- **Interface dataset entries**

****************

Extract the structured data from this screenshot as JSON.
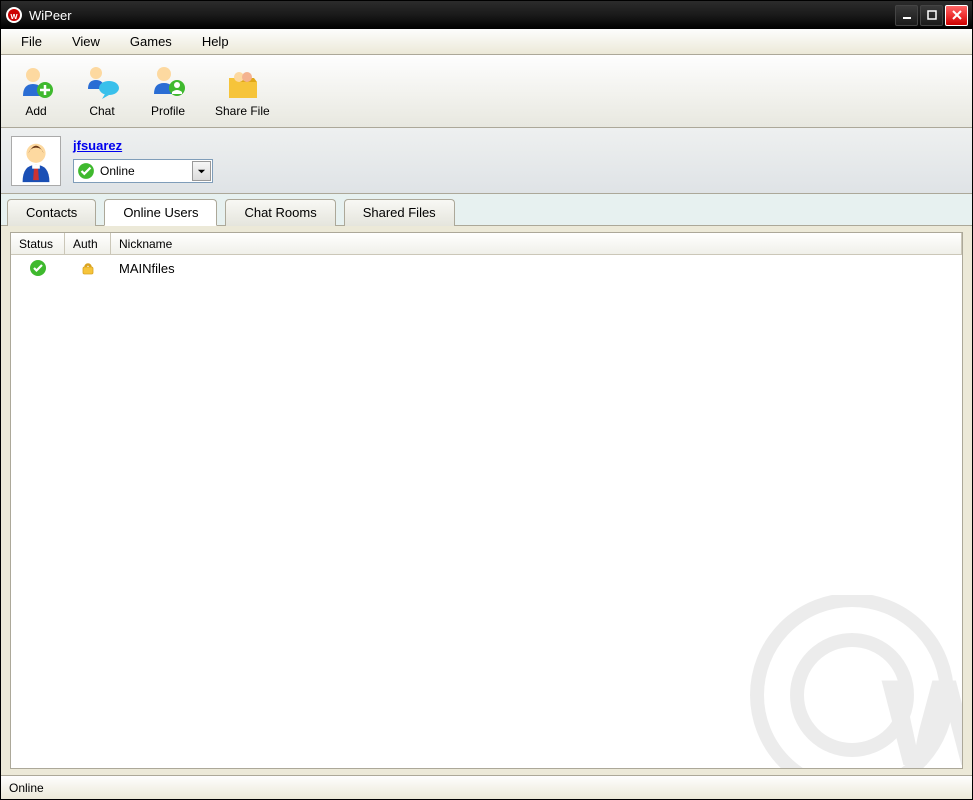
{
  "window": {
    "title": "WiPeer"
  },
  "menu": {
    "file": "File",
    "view": "View",
    "games": "Games",
    "help": "Help"
  },
  "toolbar": {
    "add": "Add",
    "chat": "Chat",
    "profile": "Profile",
    "share": "Share File"
  },
  "user": {
    "name": "jfsuarez",
    "status": "Online"
  },
  "tabs": {
    "contacts": "Contacts",
    "online": "Online Users",
    "rooms": "Chat Rooms",
    "shared": "Shared Files"
  },
  "columns": {
    "status": "Status",
    "auth": "Auth",
    "nickname": "Nickname"
  },
  "rows": [
    {
      "nickname": "MAINfiles"
    }
  ],
  "statusbar": {
    "text": "Online"
  }
}
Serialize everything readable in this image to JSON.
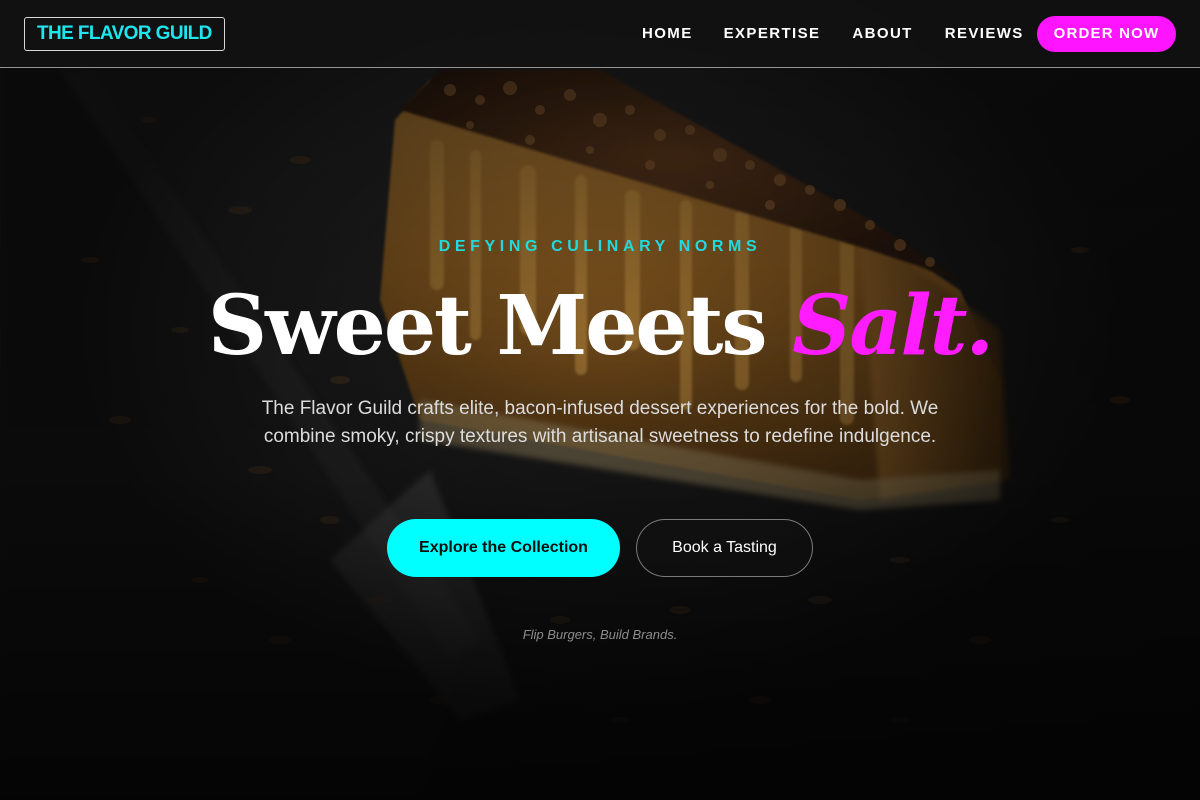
{
  "brand": {
    "logo_text": "THE FLAVOR GUILD"
  },
  "nav": {
    "items": [
      {
        "label": "HOME"
      },
      {
        "label": "EXPERTISE"
      },
      {
        "label": "ABOUT"
      },
      {
        "label": "REVIEWS"
      }
    ],
    "order_label": "ORDER NOW"
  },
  "hero": {
    "eyebrow": "DEFYING CULINARY NORMS",
    "headline_main": "Sweet Meets",
    "headline_accent": "Salt.",
    "description": "The Flavor Guild crafts elite, bacon-infused dessert experiences for the bold. We combine smoky, crispy textures with artisanal sweetness to redefine indulgence.",
    "primary_cta": "Explore the Collection",
    "secondary_cta": "Book a Tasting",
    "tagline": "Flip Burgers, Build Brands."
  },
  "colors": {
    "accent_cyan": "#00ffff",
    "accent_magenta": "#ff14ff",
    "background": "#141414"
  },
  "icons": {
    "hero_image": "cheesecake-photo"
  }
}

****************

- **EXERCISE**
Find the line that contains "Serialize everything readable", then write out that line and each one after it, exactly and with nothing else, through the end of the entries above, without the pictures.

- **RESULT OF THIS EXERCISE**
Serialize everything readable in this image to JSON.
{
  "brand": {
    "logo_text": "THE FLAVOR GUILD"
  },
  "nav": {
    "items": [
      {
        "label": "HOME"
      },
      {
        "label": "EXPERTISE"
      },
      {
        "label": "ABOUT"
      },
      {
        "label": "REVIEWS"
      }
    ],
    "order_label": "ORDER NOW"
  },
  "hero": {
    "eyebrow": "DEFYING CULINARY NORMS",
    "headline_main": "Sweet Meets",
    "headline_accent": "Salt.",
    "description": "The Flavor Guild crafts elite, bacon-infused dessert experiences for the bold. We combine smoky, crispy textures with artisanal sweetness to redefine indulgence.",
    "primary_cta": "Explore the Collection",
    "secondary_cta": "Book a Tasting",
    "tagline": "Flip Burgers, Build Brands."
  },
  "colors": {
    "accent_cyan": "#00ffff",
    "accent_magenta": "#ff14ff",
    "background": "#141414"
  },
  "icons": {
    "hero_image": "cheesecake-photo"
  }
}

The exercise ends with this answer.